Each and every year.
Work begins at sunrise
Whether it is the harvest period, which is the most strenuous, whether it is spring or summer, thoughts are always racing to the weather and to the jobs that must be done. And things to be done are never few. And time is never enough.
Monitoring the tree and watching the fruit development, confronting unpredictable and increasingly frequent extreme weather phenomena, improving transportation conditions, production methods and packaging, trying for even lower acidities, even better quality…
Every year, you struggle to overcome your better self. And the greatest reward is, when you make it and have a superb olive oil with body, colour, aroma.
Pose. For a moment…
Three are the dominant varieties of olive groves on the island
Kolovi covering 65%, the minorasian Adramytiani covering 30%, and the Latholia covering the remaining 5%.
Lesbian olive oil is unique and its olive grove is one of the oldest in all of Greece.
Natural diversity is one of the main characteristics of the island. The morphology of the landscape is semi mountainous, rough and steep. Although rich in vegetation, Lesbos does not have big rivers, only streams. It features a mild Mediterranean climate and is very sunny throughout the year. Strong northern and northwesterly winds are typical. Winters are mild and short, with rain, and summers are hot and rather dry.
The Lesbos olive groves are distinct
From the northeastern side of the meadows, cultivation is easier. The farms are flat, favouring mechanical harvesting techniques.
On the mountainous terrains though, over the Plomari area, where the Protoulis plots are located, everything is done with great physical effort and care. To endure quality, you need to collect the fruit from the tree at the right moment. You need to place and gather your nets several times and climb the steep terraces.
The 200 hectares of Protoulis organic olive groves stretch
over the mountainous and semi mountainous slopes over Plomari.
The company owns the only vertically integrated unit on the island with two olive oil production venues; one at Megalochori village and one at Trygonas.
The first Protoulis olive mill was established in Megalochori, the highest village of Lesbos with an altitude of 670 m spreading over an area of 600 m2 of covered spaces.
When the unit first started its operation it only had hydraulic presses, while today, after constant upgrading, it features state-of-the-art equipment with a cold extraction pressing capacity of 3.5 tones per hour. The olive oil produced is stored in stainless steel tanks of 500 tons while the maturing procedure takes place in perfect conditions of thermal insulation and light protection. The bottling and filling plant features one line for glass containers, and two more for tinplate containers.
In 2005, Protoulis acquired the second company mill at Trygonas, operating in one of the oldest olive pressing units of the island that was constructed back in 1928 by an American expatriate family. The old, traditional equipment is displayed inside the mill in a designated area where guests have the opportunity via the special video projection to be guided in English and German through the island’s great olive oil history.
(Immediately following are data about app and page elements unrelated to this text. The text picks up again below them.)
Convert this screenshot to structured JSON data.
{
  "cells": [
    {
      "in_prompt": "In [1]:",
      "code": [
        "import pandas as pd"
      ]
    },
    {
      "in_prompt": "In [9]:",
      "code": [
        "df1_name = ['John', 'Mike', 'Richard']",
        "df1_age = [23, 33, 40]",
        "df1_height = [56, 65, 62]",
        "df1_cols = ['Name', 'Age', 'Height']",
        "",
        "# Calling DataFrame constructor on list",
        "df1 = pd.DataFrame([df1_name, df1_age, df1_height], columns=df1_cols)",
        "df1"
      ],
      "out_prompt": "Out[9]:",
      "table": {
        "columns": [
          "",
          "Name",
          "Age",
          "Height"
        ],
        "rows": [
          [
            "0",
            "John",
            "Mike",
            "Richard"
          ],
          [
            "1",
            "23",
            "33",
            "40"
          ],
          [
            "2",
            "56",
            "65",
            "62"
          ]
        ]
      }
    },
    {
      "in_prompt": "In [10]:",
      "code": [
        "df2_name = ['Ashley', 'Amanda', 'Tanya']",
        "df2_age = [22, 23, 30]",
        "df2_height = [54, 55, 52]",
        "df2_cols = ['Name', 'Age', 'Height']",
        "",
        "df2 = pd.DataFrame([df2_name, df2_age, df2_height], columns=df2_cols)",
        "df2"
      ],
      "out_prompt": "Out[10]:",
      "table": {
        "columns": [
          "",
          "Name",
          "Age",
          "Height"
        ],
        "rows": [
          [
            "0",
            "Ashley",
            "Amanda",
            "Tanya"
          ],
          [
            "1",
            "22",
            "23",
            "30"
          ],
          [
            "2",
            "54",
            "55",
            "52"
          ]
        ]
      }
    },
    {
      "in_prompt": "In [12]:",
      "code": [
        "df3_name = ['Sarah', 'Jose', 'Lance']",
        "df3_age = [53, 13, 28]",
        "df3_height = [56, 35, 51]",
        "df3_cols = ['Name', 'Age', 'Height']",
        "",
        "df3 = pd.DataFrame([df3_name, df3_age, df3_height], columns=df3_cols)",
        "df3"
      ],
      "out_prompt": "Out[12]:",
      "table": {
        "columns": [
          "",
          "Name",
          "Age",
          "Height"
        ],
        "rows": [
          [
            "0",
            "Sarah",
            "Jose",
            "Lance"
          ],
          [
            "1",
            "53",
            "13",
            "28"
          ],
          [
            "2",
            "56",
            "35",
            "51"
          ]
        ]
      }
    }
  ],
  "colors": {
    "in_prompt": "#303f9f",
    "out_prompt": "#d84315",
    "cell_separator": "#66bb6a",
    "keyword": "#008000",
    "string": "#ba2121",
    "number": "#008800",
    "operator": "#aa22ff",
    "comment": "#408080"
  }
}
Today, state of the art mechanical equipment of a cold-pressing capacity of 4.5 tons per hour is used in production. The stainless steel storage tanks have a capacity of 400 tons and are locally located at a fully controlled temperature.
The company is expanding and constantly, investing in new technologies and infrastructure. In 2013, it acquired a new bottling plant next to the old stone-built mill. This unit will exclusively produce the Protoulis top quality products, particularly the organic ones. These spaces cover a surface area of 1,000 m2 and house 350-ton stainless steel tanks with nitrogen in order to avoid olive oil exposure to oxygen.
The iconic and oldest of the three Protoulis products boasts an extensive collection of awards and medals, received over time in world-renowned competitions.